▶ WHAT YOU ARE ASKED TO DO
Please print the whole of the listing that follows exactly.

▶ MATERIAL PROVIDED
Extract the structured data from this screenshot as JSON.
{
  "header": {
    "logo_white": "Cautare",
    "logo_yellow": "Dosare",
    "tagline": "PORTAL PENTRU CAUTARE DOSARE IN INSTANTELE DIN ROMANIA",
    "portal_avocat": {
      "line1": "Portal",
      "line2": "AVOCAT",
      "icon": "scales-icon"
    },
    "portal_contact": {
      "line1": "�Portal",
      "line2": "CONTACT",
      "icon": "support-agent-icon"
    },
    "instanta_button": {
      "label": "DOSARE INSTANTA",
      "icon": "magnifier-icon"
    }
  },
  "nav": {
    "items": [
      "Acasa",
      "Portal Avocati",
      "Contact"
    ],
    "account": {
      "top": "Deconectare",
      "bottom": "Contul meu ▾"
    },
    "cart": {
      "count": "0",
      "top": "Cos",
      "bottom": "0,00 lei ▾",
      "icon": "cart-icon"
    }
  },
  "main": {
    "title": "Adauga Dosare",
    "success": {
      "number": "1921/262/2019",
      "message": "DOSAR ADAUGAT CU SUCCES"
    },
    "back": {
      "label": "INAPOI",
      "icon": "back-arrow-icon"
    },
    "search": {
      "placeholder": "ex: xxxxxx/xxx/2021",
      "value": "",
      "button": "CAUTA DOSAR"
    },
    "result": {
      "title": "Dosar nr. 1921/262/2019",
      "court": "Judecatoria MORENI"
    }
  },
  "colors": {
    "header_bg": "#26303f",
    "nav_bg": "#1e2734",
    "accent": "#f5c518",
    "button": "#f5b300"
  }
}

▶ SOLUTION TO THE PROBLEM
Extract the structured data from this screenshot as JSON.
{
  "header": {
    "logo_white": "Cautare",
    "logo_yellow": "Dosare",
    "tagline": "PORTAL PENTRU CAUTARE DOSARE IN INSTANTELE DIN ROMANIA",
    "portal_avocat": {
      "line1": "Portal",
      "line2": "AVOCAT",
      "icon": "scales-icon"
    },
    "portal_contact": {
      "line1": "�Portal",
      "line2": "CONTACT",
      "icon": "support-agent-icon"
    },
    "instanta_button": {
      "label": "DOSARE INSTANTA",
      "icon": "magnifier-icon"
    }
  },
  "nav": {
    "items": [
      "Acasa",
      "Portal Avocati",
      "Contact"
    ],
    "account": {
      "top": "Deconectare",
      "bottom": "Contul meu ▾"
    },
    "cart": {
      "count": "0",
      "top": "Cos",
      "bottom": "0,00 lei ▾",
      "icon": "cart-icon"
    }
  },
  "main": {
    "title": "Adauga Dosare",
    "success": {
      "number": "1921/262/2019",
      "message": "DOSAR ADAUGAT CU SUCCES"
    },
    "back": {
      "label": "INAPOI",
      "icon": "back-arrow-icon"
    },
    "search": {
      "placeholder": "ex: xxxxxx/xxx/2021",
      "value": "",
      "button": "CAUTA DOSAR"
    },
    "result": {
      "title": "Dosar nr. 1921/262/2019",
      "court": "Judecatoria MORENI"
    }
  },
  "colors": {
    "header_bg": "#26303f",
    "nav_bg": "#1e2734",
    "accent": "#f5c518",
    "button": "#f5b300"
  }
}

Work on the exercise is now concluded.